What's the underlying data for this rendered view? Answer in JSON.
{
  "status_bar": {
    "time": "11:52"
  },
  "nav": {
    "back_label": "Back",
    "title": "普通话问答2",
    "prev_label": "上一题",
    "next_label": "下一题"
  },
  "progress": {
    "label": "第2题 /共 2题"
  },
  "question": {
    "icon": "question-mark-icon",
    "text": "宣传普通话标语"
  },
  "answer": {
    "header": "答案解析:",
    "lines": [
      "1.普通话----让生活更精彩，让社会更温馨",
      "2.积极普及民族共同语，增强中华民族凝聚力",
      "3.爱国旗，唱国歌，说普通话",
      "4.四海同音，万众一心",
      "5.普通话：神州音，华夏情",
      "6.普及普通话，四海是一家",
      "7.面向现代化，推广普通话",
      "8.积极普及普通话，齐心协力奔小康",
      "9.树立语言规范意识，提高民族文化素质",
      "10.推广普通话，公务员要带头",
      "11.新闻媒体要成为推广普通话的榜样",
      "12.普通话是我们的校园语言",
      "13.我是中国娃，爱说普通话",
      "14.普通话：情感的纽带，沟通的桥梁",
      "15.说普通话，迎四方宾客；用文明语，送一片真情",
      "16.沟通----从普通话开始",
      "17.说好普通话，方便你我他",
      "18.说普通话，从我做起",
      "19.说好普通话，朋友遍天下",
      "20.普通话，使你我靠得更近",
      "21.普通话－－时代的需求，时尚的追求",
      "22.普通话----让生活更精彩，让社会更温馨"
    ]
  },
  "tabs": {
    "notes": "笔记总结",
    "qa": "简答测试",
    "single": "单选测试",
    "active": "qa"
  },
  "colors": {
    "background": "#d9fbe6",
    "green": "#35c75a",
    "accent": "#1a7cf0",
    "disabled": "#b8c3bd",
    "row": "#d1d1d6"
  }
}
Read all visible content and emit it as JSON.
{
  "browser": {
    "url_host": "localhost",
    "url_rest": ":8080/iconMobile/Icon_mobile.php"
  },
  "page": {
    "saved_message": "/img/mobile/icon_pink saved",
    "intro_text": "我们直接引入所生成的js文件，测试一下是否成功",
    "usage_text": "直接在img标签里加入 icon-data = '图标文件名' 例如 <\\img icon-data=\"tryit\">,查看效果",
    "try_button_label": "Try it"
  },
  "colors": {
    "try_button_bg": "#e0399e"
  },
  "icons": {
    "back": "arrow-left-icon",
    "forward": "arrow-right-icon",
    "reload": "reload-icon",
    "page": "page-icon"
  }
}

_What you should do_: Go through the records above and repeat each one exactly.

_Result_:
What's the underlying data for this rendered view? Answer in JSON.
{
  "status_bar": {
    "time": "11:52"
  },
  "nav": {
    "back_label": "Back",
    "title": "普通话问答2",
    "prev_label": "上一题",
    "next_label": "下一题"
  },
  "progress": {
    "label": "第2题 /共 2题"
  },
  "question": {
    "icon": "question-mark-icon",
    "text": "宣传普通话标语"
  },
  "answer": {
    "header": "答案解析:",
    "lines": [
      "1.普通话----让生活更精彩，让社会更温馨",
      "2.积极普及民族共同语，增强中华民族凝聚力",
      "3.爱国旗，唱国歌，说普通话",
      "4.四海同音，万众一心",
      "5.普通话：神州音，华夏情",
      "6.普及普通话，四海是一家",
      "7.面向现代化，推广普通话",
      "8.积极普及普通话，齐心协力奔小康",
      "9.树立语言规范意识，提高民族文化素质",
      "10.推广普通话，公务员要带头",
      "11.新闻媒体要成为推广普通话的榜样",
      "12.普通话是我们的校园语言",
      "13.我是中国娃，爱说普通话",
      "14.普通话：情感的纽带，沟通的桥梁",
      "15.说普通话，迎四方宾客；用文明语，送一片真情",
      "16.沟通----从普通话开始",
      "17.说好普通话，方便你我他",
      "18.说普通话，从我做起",
      "19.说好普通话，朋友遍天下",
      "20.普通话，使你我靠得更近",
      "21.普通话－－时代的需求，时尚的追求",
      "22.普通话----让生活更精彩，让社会更温馨"
    ]
  },
  "tabs": {
    "notes": "笔记总结",
    "qa": "简答测试",
    "single": "单选测试",
    "active": "qa"
  },
  "colors": {
    "background": "#d9fbe6",
    "green": "#35c75a",
    "accent": "#1a7cf0",
    "disabled": "#b8c3bd",
    "row": "#d1d1d6"
  }
}
Read all visible content and emit it as JSON.
{
  "browser": {
    "url_host": "localhost",
    "url_rest": ":8080/iconMobile/Icon_mobile.php"
  },
  "page": {
    "saved_message": "/img/mobile/icon_pink saved",
    "intro_text": "我们直接引入所生成的js文件，测试一下是否成功",
    "usage_text": "直接在img标签里加入 icon-data = '图标文件名' 例如 <\\img icon-data=\"tryit\">,查看效果",
    "try_button_label": "Try it"
  },
  "colors": {
    "try_button_bg": "#e0399e"
  },
  "icons": {
    "back": "arrow-left-icon",
    "forward": "arrow-right-icon",
    "reload": "reload-icon",
    "page": "page-icon"
  }
}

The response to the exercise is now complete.